- Collection entries
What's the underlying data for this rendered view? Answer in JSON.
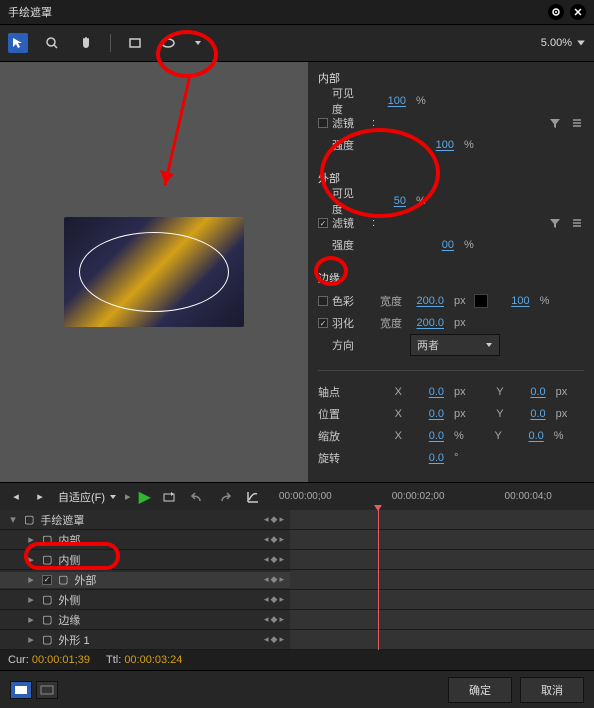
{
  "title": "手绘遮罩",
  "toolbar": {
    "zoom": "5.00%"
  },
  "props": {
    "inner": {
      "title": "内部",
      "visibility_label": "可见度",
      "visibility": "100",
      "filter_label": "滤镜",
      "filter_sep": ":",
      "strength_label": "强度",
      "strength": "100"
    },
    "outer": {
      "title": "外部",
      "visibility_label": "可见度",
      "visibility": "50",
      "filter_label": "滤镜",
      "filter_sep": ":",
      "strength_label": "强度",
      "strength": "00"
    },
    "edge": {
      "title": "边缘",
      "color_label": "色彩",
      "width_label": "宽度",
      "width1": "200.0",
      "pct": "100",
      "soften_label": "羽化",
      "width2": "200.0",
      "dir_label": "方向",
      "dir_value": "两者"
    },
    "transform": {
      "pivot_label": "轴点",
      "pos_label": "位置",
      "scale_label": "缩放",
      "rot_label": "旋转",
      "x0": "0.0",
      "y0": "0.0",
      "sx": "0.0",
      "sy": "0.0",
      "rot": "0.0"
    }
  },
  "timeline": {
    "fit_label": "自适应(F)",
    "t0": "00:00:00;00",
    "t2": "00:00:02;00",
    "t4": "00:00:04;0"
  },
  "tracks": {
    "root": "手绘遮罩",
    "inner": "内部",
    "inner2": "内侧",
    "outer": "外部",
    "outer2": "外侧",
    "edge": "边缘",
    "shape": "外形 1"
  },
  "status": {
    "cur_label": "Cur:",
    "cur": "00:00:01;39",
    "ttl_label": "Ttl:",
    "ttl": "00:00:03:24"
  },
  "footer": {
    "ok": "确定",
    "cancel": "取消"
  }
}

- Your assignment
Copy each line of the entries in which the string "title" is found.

- Your response
  "title": "手绘遮罩",
      "title": "内部",
      "title": "外部",
      "title": "边缘",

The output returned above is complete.